*** Material shown Section Begins ***

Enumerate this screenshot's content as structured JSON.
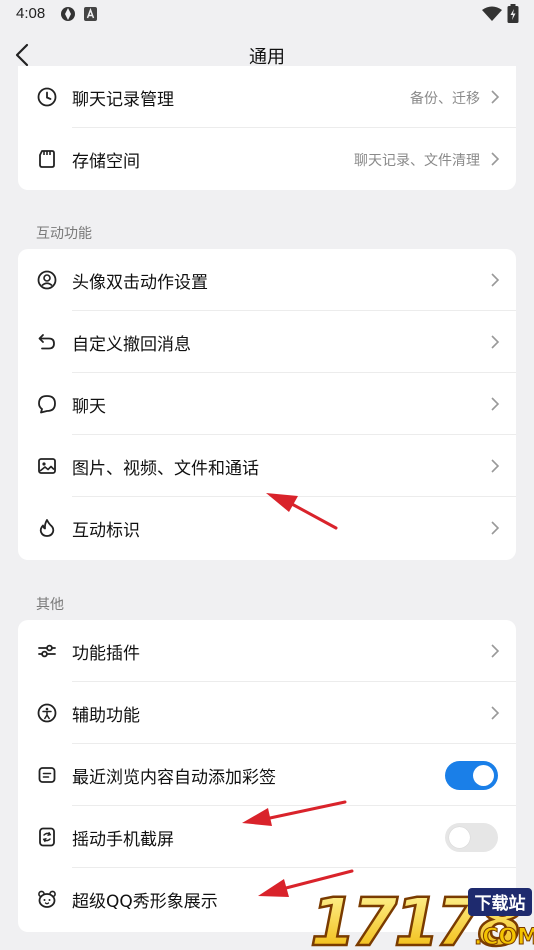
{
  "status_bar": {
    "time": "4:08"
  },
  "header": {
    "title": "通用"
  },
  "storage_card": {
    "items": [
      {
        "label": "聊天记录管理",
        "value": "备份、迁移"
      },
      {
        "label": "存储空间",
        "value": "聊天记录、文件清理"
      }
    ]
  },
  "interaction": {
    "title": "互动功能",
    "items": [
      {
        "label": "头像双击动作设置"
      },
      {
        "label": "自定义撤回消息"
      },
      {
        "label": "聊天"
      },
      {
        "label": "图片、视频、文件和通话"
      },
      {
        "label": "互动标识"
      }
    ]
  },
  "other": {
    "title": "其他",
    "items": [
      {
        "label": "功能插件"
      },
      {
        "label": "辅助功能"
      },
      {
        "label": "最近浏览内容自动添加彩签",
        "toggle": "on"
      },
      {
        "label": "摇动手机截屏",
        "toggle": "off"
      },
      {
        "label": "超级QQ秀形象展示"
      }
    ]
  },
  "watermark": {
    "brand": "17178",
    "badge": "下载站",
    "suffix": ".COM"
  },
  "colors": {
    "accent": "#1a7fe8",
    "annotation": "#d9232b",
    "background": "#f0f0f2"
  }
}
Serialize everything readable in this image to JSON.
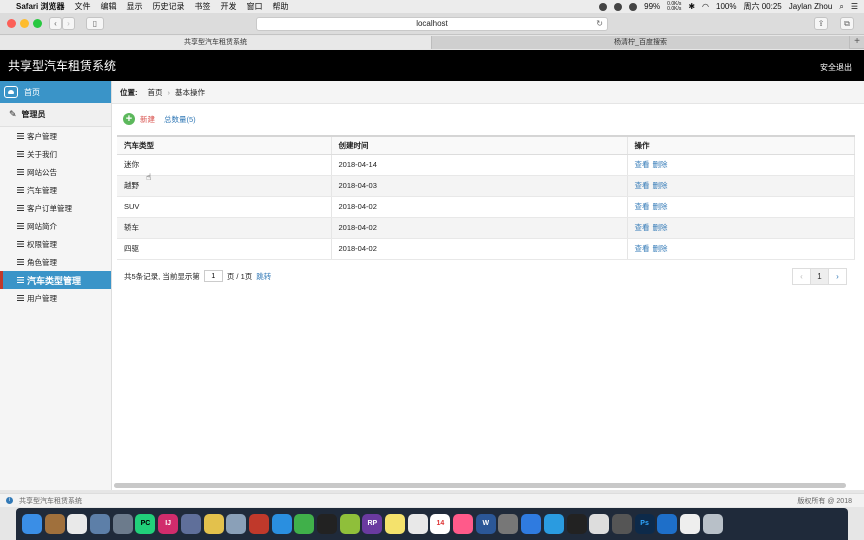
{
  "menubar": {
    "app_name": "Safari 浏览器",
    "items": [
      "文件",
      "编辑",
      "显示",
      "历史记录",
      "书签",
      "开发",
      "窗口",
      "帮助"
    ],
    "battery": "99%",
    "net_up": "0.0K/s",
    "net_down": "0.0K/s",
    "volume_pct": "100%",
    "clock": "周六 00:25",
    "user": "Jaylan Zhou"
  },
  "browser": {
    "address": "localhost",
    "tabs": [
      {
        "label": "共享型汽车租赁系统",
        "active": true
      },
      {
        "label": "杨清柠_百度搜索",
        "active": false
      }
    ]
  },
  "header": {
    "title": "共享型汽车租赁系统",
    "logout": "安全退出"
  },
  "sidebar": {
    "home": "首页",
    "group": "管理员",
    "items": [
      {
        "label": "客户管理",
        "active": false
      },
      {
        "label": "关于我们",
        "active": false
      },
      {
        "label": "网站公告",
        "active": false
      },
      {
        "label": "汽车管理",
        "active": false
      },
      {
        "label": "客户订单管理",
        "active": false
      },
      {
        "label": "网站简介",
        "active": false
      },
      {
        "label": "权限管理",
        "active": false
      },
      {
        "label": "角色管理",
        "active": false
      },
      {
        "label": "汽车类型管理",
        "active": true
      },
      {
        "label": "用户管理",
        "active": false
      }
    ]
  },
  "breadcrumb": {
    "label": "位置:",
    "home": "首页",
    "separator": "›",
    "current": "基本操作"
  },
  "actions": {
    "new_label": "新建",
    "total_label": "总数量(5)"
  },
  "table": {
    "columns": [
      "汽车类型",
      "创建时间",
      "操作"
    ],
    "rows": [
      {
        "type": "迷你",
        "created": "2018-04-14",
        "view": "查看",
        "delete": "删除"
      },
      {
        "type": "越野",
        "created": "2018-04-03",
        "view": "查看",
        "delete": "删除"
      },
      {
        "type": "SUV",
        "created": "2018-04-02",
        "view": "查看",
        "delete": "删除"
      },
      {
        "type": "轿车",
        "created": "2018-04-02",
        "view": "查看",
        "delete": "删除"
      },
      {
        "type": "四驱",
        "created": "2018-04-02",
        "view": "查看",
        "delete": "删除"
      }
    ]
  },
  "pagination": {
    "prefix": "共5条记录, 当前显示第",
    "page_value": "1",
    "suffix": "页 / 1页",
    "jump": "跳转",
    "prev": "‹",
    "current": "1",
    "next": "›"
  },
  "footer": {
    "left": "共享型汽车租赁系统",
    "right": "版权所有 @ 2018"
  },
  "colors": {
    "accent": "#3a94c8",
    "header_bg": "#000000",
    "link": "#337ab7",
    "new_button": "#d9534f"
  }
}
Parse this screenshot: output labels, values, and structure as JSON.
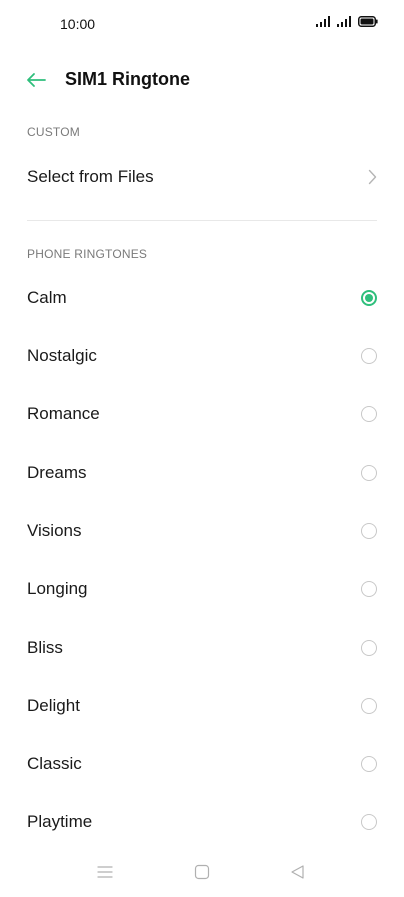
{
  "status_bar": {
    "time": "10:00"
  },
  "app_bar": {
    "title": "SIM1 Ringtone",
    "back_icon": "arrow-left-icon"
  },
  "custom_section": {
    "header": "CUSTOM",
    "select_from_files_label": "Select from Files"
  },
  "ringtones_section": {
    "header": "PHONE RINGTONES",
    "items": [
      {
        "label": "Calm",
        "selected": true
      },
      {
        "label": "Nostalgic",
        "selected": false
      },
      {
        "label": "Romance",
        "selected": false
      },
      {
        "label": "Dreams",
        "selected": false
      },
      {
        "label": "Visions",
        "selected": false
      },
      {
        "label": "Longing",
        "selected": false
      },
      {
        "label": "Bliss",
        "selected": false
      },
      {
        "label": "Delight",
        "selected": false
      },
      {
        "label": "Classic",
        "selected": false
      },
      {
        "label": "Playtime",
        "selected": false
      }
    ]
  },
  "colors": {
    "accent": "#2fbf7c",
    "text_primary": "#1a1a1a",
    "text_secondary": "#7a7a7a",
    "divider": "#e8e8e8"
  }
}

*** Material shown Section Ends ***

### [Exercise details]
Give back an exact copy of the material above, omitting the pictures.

### [Completed task]
Enumerate this screenshot's content as structured JSON.
{
  "status_bar": {
    "time": "4:08"
  },
  "header": {
    "title": "通用"
  },
  "storage_card": {
    "items": [
      {
        "label": "聊天记录管理",
        "value": "备份、迁移"
      },
      {
        "label": "存储空间",
        "value": "聊天记录、文件清理"
      }
    ]
  },
  "interaction": {
    "title": "互动功能",
    "items": [
      {
        "label": "头像双击动作设置"
      },
      {
        "label": "自定义撤回消息"
      },
      {
        "label": "聊天"
      },
      {
        "label": "图片、视频、文件和通话"
      },
      {
        "label": "互动标识"
      }
    ]
  },
  "other": {
    "title": "其他",
    "items": [
      {
        "label": "功能插件"
      },
      {
        "label": "辅助功能"
      },
      {
        "label": "最近浏览内容自动添加彩签",
        "toggle": "on"
      },
      {
        "label": "摇动手机截屏",
        "toggle": "off"
      },
      {
        "label": "超级QQ秀形象展示"
      }
    ]
  },
  "watermark": {
    "brand": "17178",
    "badge": "下载站",
    "suffix": ".COM"
  },
  "colors": {
    "accent": "#1a7fe8",
    "annotation": "#d9232b",
    "background": "#f0f0f2"
  }
}
Serialize everything readable in this image to JSON.
{
  "menubar": {
    "app_name": "Safari 浏览器",
    "items": [
      "文件",
      "编辑",
      "显示",
      "历史记录",
      "书签",
      "开发",
      "窗口",
      "帮助"
    ],
    "battery": "99%",
    "net_up": "0.0K/s",
    "net_down": "0.0K/s",
    "volume_pct": "100%",
    "clock": "周六 00:25",
    "user": "Jaylan Zhou"
  },
  "browser": {
    "address": "localhost",
    "tabs": [
      {
        "label": "共享型汽车租赁系统",
        "active": true
      },
      {
        "label": "杨清柠_百度搜索",
        "active": false
      }
    ]
  },
  "header": {
    "title": "共享型汽车租赁系统",
    "logout": "安全退出"
  },
  "sidebar": {
    "home": "首页",
    "group": "管理员",
    "items": [
      {
        "label": "客户管理",
        "active": false
      },
      {
        "label": "关于我们",
        "active": false
      },
      {
        "label": "网站公告",
        "active": false
      },
      {
        "label": "汽车管理",
        "active": false
      },
      {
        "label": "客户订单管理",
        "active": false
      },
      {
        "label": "网站简介",
        "active": false
      },
      {
        "label": "权限管理",
        "active": false
      },
      {
        "label": "角色管理",
        "active": false
      },
      {
        "label": "汽车类型管理",
        "active": true
      },
      {
        "label": "用户管理",
        "active": false
      }
    ]
  },
  "breadcrumb": {
    "label": "位置:",
    "home": "首页",
    "separator": "›",
    "current": "基本操作"
  },
  "actions": {
    "new_label": "新建",
    "total_label": "总数量(5)"
  },
  "table": {
    "columns": [
      "汽车类型",
      "创建时间",
      "操作"
    ],
    "rows": [
      {
        "type": "迷你",
        "created": "2018-04-14",
        "view": "查看",
        "delete": "删除"
      },
      {
        "type": "越野",
        "created": "2018-04-03",
        "view": "查看",
        "delete": "删除"
      },
      {
        "type": "SUV",
        "created": "2018-04-02",
        "view": "查看",
        "delete": "删除"
      },
      {
        "type": "轿车",
        "created": "2018-04-02",
        "view": "查看",
        "delete": "删除"
      },
      {
        "type": "四驱",
        "created": "2018-04-02",
        "view": "查看",
        "delete": "删除"
      }
    ]
  },
  "pagination": {
    "prefix": "共5条记录, 当前显示第",
    "page_value": "1",
    "suffix": "页 / 1页",
    "jump": "跳转",
    "prev": "‹",
    "current": "1",
    "next": "›"
  },
  "footer": {
    "left": "共享型汽车租赁系统",
    "right": "版权所有 @ 2018"
  },
  "colors": {
    "accent": "#3a94c8",
    "header_bg": "#000000",
    "link": "#337ab7",
    "new_button": "#d9534f"
  }
}
Parse this screenshot: output labels, values, and structure as JSON.
{
  "status_bar": {
    "time": "10:00"
  },
  "app_bar": {
    "title": "SIM1 Ringtone",
    "back_icon": "arrow-left-icon"
  },
  "custom_section": {
    "header": "CUSTOM",
    "select_from_files_label": "Select from Files"
  },
  "ringtones_section": {
    "header": "PHONE RINGTONES",
    "items": [
      {
        "label": "Calm",
        "selected": true
      },
      {
        "label": "Nostalgic",
        "selected": false
      },
      {
        "label": "Romance",
        "selected": false
      },
      {
        "label": "Dreams",
        "selected": false
      },
      {
        "label": "Visions",
        "selected": false
      },
      {
        "label": "Longing",
        "selected": false
      },
      {
        "label": "Bliss",
        "selected": false
      },
      {
        "label": "Delight",
        "selected": false
      },
      {
        "label": "Classic",
        "selected": false
      },
      {
        "label": "Playtime",
        "selected": false
      }
    ]
  },
  "colors": {
    "accent": "#2fbf7c",
    "text_primary": "#1a1a1a",
    "text_secondary": "#7a7a7a",
    "divider": "#e8e8e8"
  }
}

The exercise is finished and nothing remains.